Veterans Day: Health After Military Service

Everyone who has ever signed up to serve in any branch of the U.S. Armed Forces realizes quite quickly that he or she becomes G.I. (Government Issue) before the signature dries on the enlistment papers. Yes, there are plenty of safeguards in the service to protect personnel. When it comes right down to it though, those who have served know they may have been exposed to things that can pose a health risk later on in life. It could be anything from self-caused exposure to health risks such as tobacco use or exposure to asbestos, which can cause mesothelioma cancer.

A Centers for Disease Control report indicates that a third of males who have served report one or more chronic health problems as opposed to one fourth of men who have never served in the military. It actually makes sense for both men and women in the military. Young men and women embarking into a realm of high stress service can lead to exposures to substances and lifestyle choices that could cause harm later in life. The good news is that for many of the diseases, it does not have to continue.

Type 2 diabetes and high blood pressure are two chronic diseases that can be controlled or stopped entirely with lifestyle choices. In the service, personnel often cannot make or do not choose the healthiest foods among the options available. Also while deployed on active duty, the amount of calories needed to get through the day are usually much greater than what a service member will burn in civilian life. The food choices and high calorie content often follow service members into civilian life where weight gain begins almost immediately.

Weight gain leads to insulin resistance, which leads to high blood glucose levels. Excess weight also can lead to high blood pressure. The good news is that taking a close look at the types of food and the amount being consumed after returning to civilian life can lead to beneficial lifestyle changes. Another good thing is that those who served are used to challenges. The challenge now is to get back into a routine of burning calories and keeping muscle mass, and it can be done without putting 80 pounds of gear back on and double timing it through the desert.

Soldiers and sailors are some of the best problem solvers in the world. They have sacrificed a big portion of their lives to keep their country free. The command now is to get them all working to avoid chronic health issues long after their service years are up. Stop tobacco use now to avoid everything from emphysema to cancer later. Revisit that military mindset to get control of the calories and types of food in the daily diet.

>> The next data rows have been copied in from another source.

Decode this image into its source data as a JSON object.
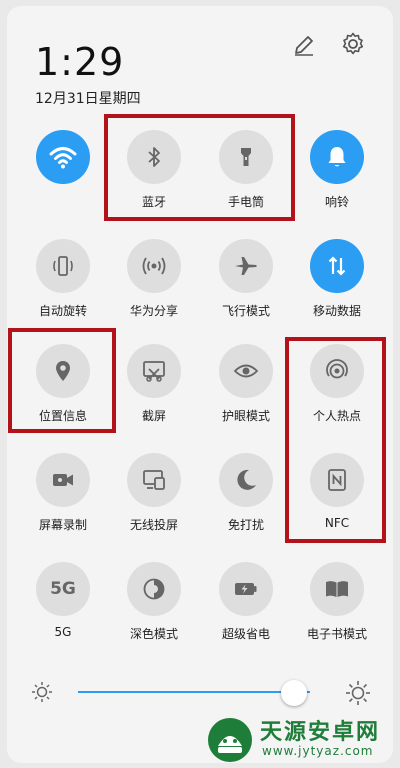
{
  "status": {
    "time": "1:29",
    "date": "12月31日星期四"
  },
  "icons": {
    "edit": "pencil-icon",
    "settings": "gear-icon"
  },
  "tiles": [
    {
      "label": "",
      "icon": "wifi-icon",
      "on": true
    },
    {
      "label": "蓝牙",
      "icon": "bluetooth-icon",
      "on": false
    },
    {
      "label": "手电筒",
      "icon": "flashlight-icon",
      "on": false
    },
    {
      "label": "响铃",
      "icon": "bell-icon",
      "on": true
    },
    {
      "label": "自动旋转",
      "icon": "auto-rotate-icon",
      "on": false
    },
    {
      "label": "华为分享",
      "icon": "share-icon",
      "on": false
    },
    {
      "label": "飞行模式",
      "icon": "airplane-icon",
      "on": false
    },
    {
      "label": "移动数据",
      "icon": "mobile-data-icon",
      "on": true
    },
    {
      "label": "位置信息",
      "icon": "location-icon",
      "on": false
    },
    {
      "label": "截屏",
      "icon": "screenshot-icon",
      "on": false
    },
    {
      "label": "护眼模式",
      "icon": "eye-icon",
      "on": false
    },
    {
      "label": "个人热点",
      "icon": "hotspot-icon",
      "on": false
    },
    {
      "label": "屏幕录制",
      "icon": "screen-record-icon",
      "on": false
    },
    {
      "label": "无线投屏",
      "icon": "wireless-projection-icon",
      "on": false
    },
    {
      "label": "免打扰",
      "icon": "moon-icon",
      "on": false
    },
    {
      "label": "NFC",
      "icon": "nfc-icon",
      "on": false
    },
    {
      "label": "5G",
      "icon": "5g-icon",
      "on": false,
      "glyph": "5G"
    },
    {
      "label": "深色模式",
      "icon": "dark-mode-icon",
      "on": false
    },
    {
      "label": "超级省电",
      "icon": "battery-saver-icon",
      "on": false
    },
    {
      "label": "电子书模式",
      "icon": "ebook-icon",
      "on": false
    }
  ],
  "brightness": {
    "level": 0.93
  },
  "watermark": {
    "title": "天源安卓网",
    "url": "www.jytyaz.com"
  },
  "colors": {
    "accent": "#2b9df3",
    "highlight": "#b3121b",
    "tile_off": "#dedede"
  }
}
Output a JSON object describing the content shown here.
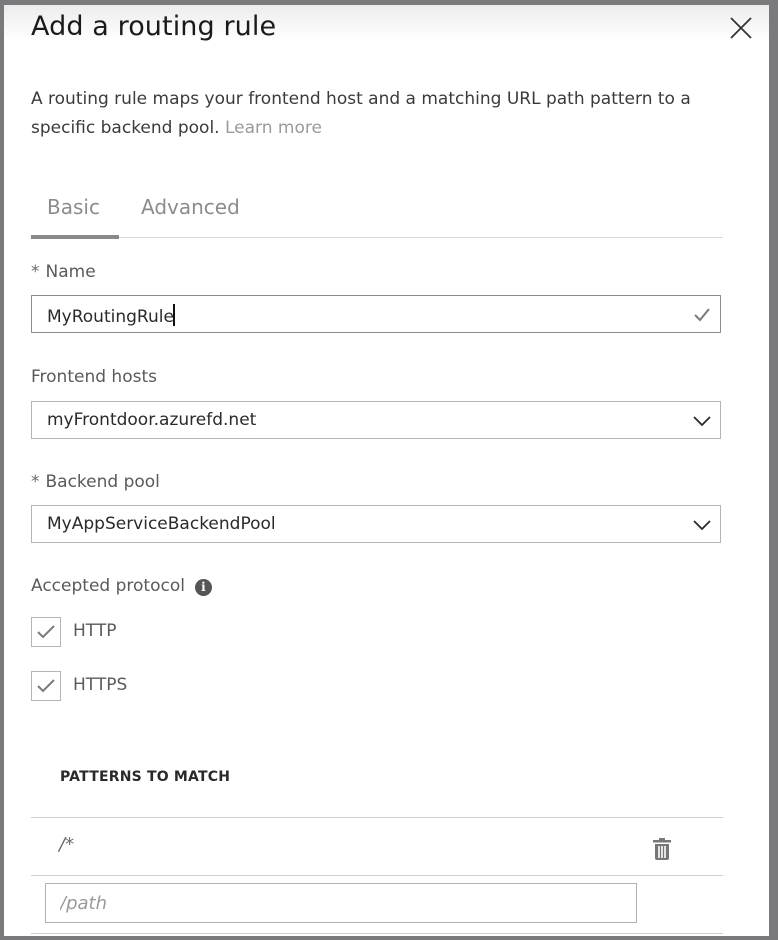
{
  "dialog": {
    "title": "Add a routing rule",
    "close_icon": "close-icon",
    "description": "A routing rule maps your frontend host and a matching URL path pattern to a specific backend pool.",
    "learn_more": "Learn more"
  },
  "tabs": [
    {
      "label": "Basic",
      "active": true
    },
    {
      "label": "Advanced",
      "active": false
    }
  ],
  "form": {
    "name": {
      "required_marker": "*",
      "label": "Name",
      "value": "MyRoutingRule",
      "status_icon": "checkmark-icon"
    },
    "frontend_hosts": {
      "label": "Frontend hosts",
      "value": "myFrontdoor.azurefd.net",
      "icon": "chevron-down-icon"
    },
    "backend_pool": {
      "required_marker": "*",
      "label": "Backend pool",
      "value": "MyAppServiceBackendPool",
      "icon": "chevron-down-icon"
    },
    "accepted_protocol": {
      "label": "Accepted protocol",
      "info_icon": "info-icon",
      "info_glyph": "i",
      "options": [
        {
          "label": "HTTP",
          "checked": true
        },
        {
          "label": "HTTPS",
          "checked": true
        }
      ]
    }
  },
  "patterns": {
    "title": "PATTERNS TO MATCH",
    "items": [
      {
        "value": "/*",
        "action_icon": "trash-icon"
      }
    ],
    "new_input": {
      "value": "",
      "placeholder": "/path"
    }
  }
}
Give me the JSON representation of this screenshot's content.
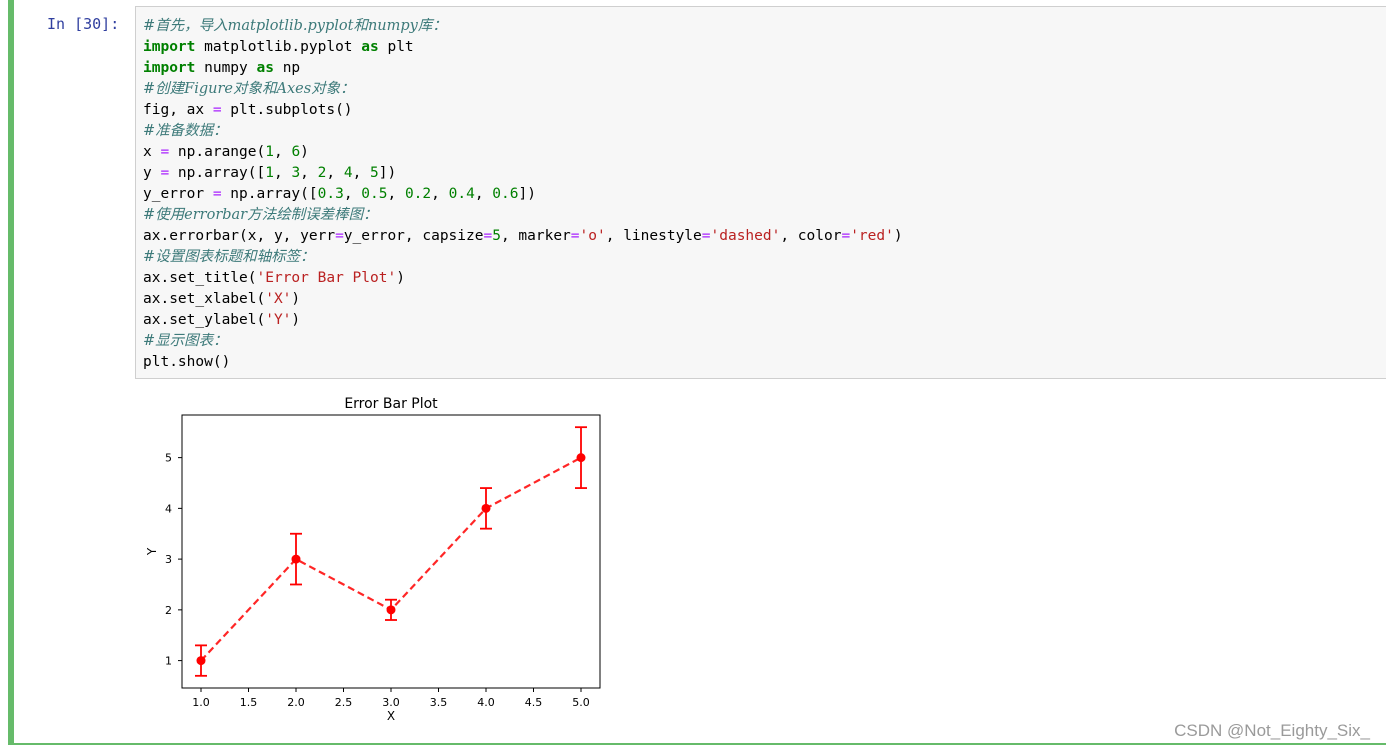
{
  "cell": {
    "prompt": "In  [30]:",
    "code_lines": [
      [
        {
          "t": "cm",
          "v": "#首先，导入matplotlib.pyplot和numpy库："
        }
      ],
      [
        {
          "t": "kw",
          "v": "import"
        },
        {
          "t": "n",
          "v": " matplotlib.pyplot "
        },
        {
          "t": "kw",
          "v": "as"
        },
        {
          "t": "n",
          "v": " plt"
        }
      ],
      [
        {
          "t": "kw",
          "v": "import"
        },
        {
          "t": "n",
          "v": " numpy "
        },
        {
          "t": "kw",
          "v": "as"
        },
        {
          "t": "n",
          "v": " np"
        }
      ],
      [
        {
          "t": "cm",
          "v": "#创建Figure对象和Axes对象："
        }
      ],
      [
        {
          "t": "n",
          "v": "fig, ax "
        },
        {
          "t": "op",
          "v": "="
        },
        {
          "t": "n",
          "v": " plt.subplots()"
        }
      ],
      [
        {
          "t": "cm",
          "v": "#准备数据："
        }
      ],
      [
        {
          "t": "n",
          "v": "x "
        },
        {
          "t": "op",
          "v": "="
        },
        {
          "t": "n",
          "v": " np.arange("
        },
        {
          "t": "num",
          "v": "1"
        },
        {
          "t": "n",
          "v": ", "
        },
        {
          "t": "num",
          "v": "6"
        },
        {
          "t": "n",
          "v": ")"
        }
      ],
      [
        {
          "t": "n",
          "v": "y "
        },
        {
          "t": "op",
          "v": "="
        },
        {
          "t": "n",
          "v": " np.array(["
        },
        {
          "t": "num",
          "v": "1"
        },
        {
          "t": "n",
          "v": ", "
        },
        {
          "t": "num",
          "v": "3"
        },
        {
          "t": "n",
          "v": ", "
        },
        {
          "t": "num",
          "v": "2"
        },
        {
          "t": "n",
          "v": ", "
        },
        {
          "t": "num",
          "v": "4"
        },
        {
          "t": "n",
          "v": ", "
        },
        {
          "t": "num",
          "v": "5"
        },
        {
          "t": "n",
          "v": "])"
        }
      ],
      [
        {
          "t": "n",
          "v": "y_error "
        },
        {
          "t": "op",
          "v": "="
        },
        {
          "t": "n",
          "v": " np.array(["
        },
        {
          "t": "num",
          "v": "0.3"
        },
        {
          "t": "n",
          "v": ", "
        },
        {
          "t": "num",
          "v": "0.5"
        },
        {
          "t": "n",
          "v": ", "
        },
        {
          "t": "num",
          "v": "0.2"
        },
        {
          "t": "n",
          "v": ", "
        },
        {
          "t": "num",
          "v": "0.4"
        },
        {
          "t": "n",
          "v": ", "
        },
        {
          "t": "num",
          "v": "0.6"
        },
        {
          "t": "n",
          "v": "])"
        }
      ],
      [
        {
          "t": "cm",
          "v": "#使用errorbar方法绘制误差棒图："
        }
      ],
      [
        {
          "t": "n",
          "v": "ax.errorbar(x, y, yerr"
        },
        {
          "t": "op",
          "v": "="
        },
        {
          "t": "n",
          "v": "y_error, capsize"
        },
        {
          "t": "op",
          "v": "="
        },
        {
          "t": "num",
          "v": "5"
        },
        {
          "t": "n",
          "v": ", marker"
        },
        {
          "t": "op",
          "v": "="
        },
        {
          "t": "str",
          "v": "'o'"
        },
        {
          "t": "n",
          "v": ", linestyle"
        },
        {
          "t": "op",
          "v": "="
        },
        {
          "t": "str",
          "v": "'dashed'"
        },
        {
          "t": "n",
          "v": ", color"
        },
        {
          "t": "op",
          "v": "="
        },
        {
          "t": "str",
          "v": "'red'"
        },
        {
          "t": "n",
          "v": ")"
        }
      ],
      [
        {
          "t": "cm",
          "v": "#设置图表标题和轴标签："
        }
      ],
      [
        {
          "t": "n",
          "v": "ax.set_title("
        },
        {
          "t": "str",
          "v": "'Error Bar Plot'"
        },
        {
          "t": "n",
          "v": ")"
        }
      ],
      [
        {
          "t": "n",
          "v": "ax.set_xlabel("
        },
        {
          "t": "str",
          "v": "'X'"
        },
        {
          "t": "n",
          "v": ")"
        }
      ],
      [
        {
          "t": "n",
          "v": "ax.set_ylabel("
        },
        {
          "t": "str",
          "v": "'Y'"
        },
        {
          "t": "n",
          "v": ")"
        }
      ],
      [
        {
          "t": "cm",
          "v": "#显示图表："
        }
      ],
      [
        {
          "t": "n",
          "v": "plt.show()"
        }
      ]
    ]
  },
  "chart_data": {
    "type": "line",
    "title": "Error Bar Plot",
    "xlabel": "X",
    "ylabel": "Y",
    "x": [
      1,
      2,
      3,
      4,
      5
    ],
    "y": [
      1,
      3,
      2,
      4,
      5
    ],
    "y_error": [
      0.3,
      0.5,
      0.2,
      0.4,
      0.6
    ],
    "xlim": [
      0.8,
      5.2
    ],
    "ylim": [
      0.46,
      5.84
    ],
    "xticks": [
      "1.0",
      "1.5",
      "2.0",
      "2.5",
      "3.0",
      "3.5",
      "4.0",
      "4.5",
      "5.0"
    ],
    "yticks": [
      "1",
      "2",
      "3",
      "4",
      "5"
    ],
    "color": "#ff0000",
    "linestyle": "dashed",
    "marker": "o",
    "grid": false
  },
  "watermark": "CSDN @Not_Eighty_Six_"
}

Go back to basic training to get those bodies fit for service.

Former military service men and women of all ages can do a lot on their own to halt the progression of chronic diseases that are plaguing those who served. Yes, it takes some discipline and commitment. However, those are two things those who have served know very well.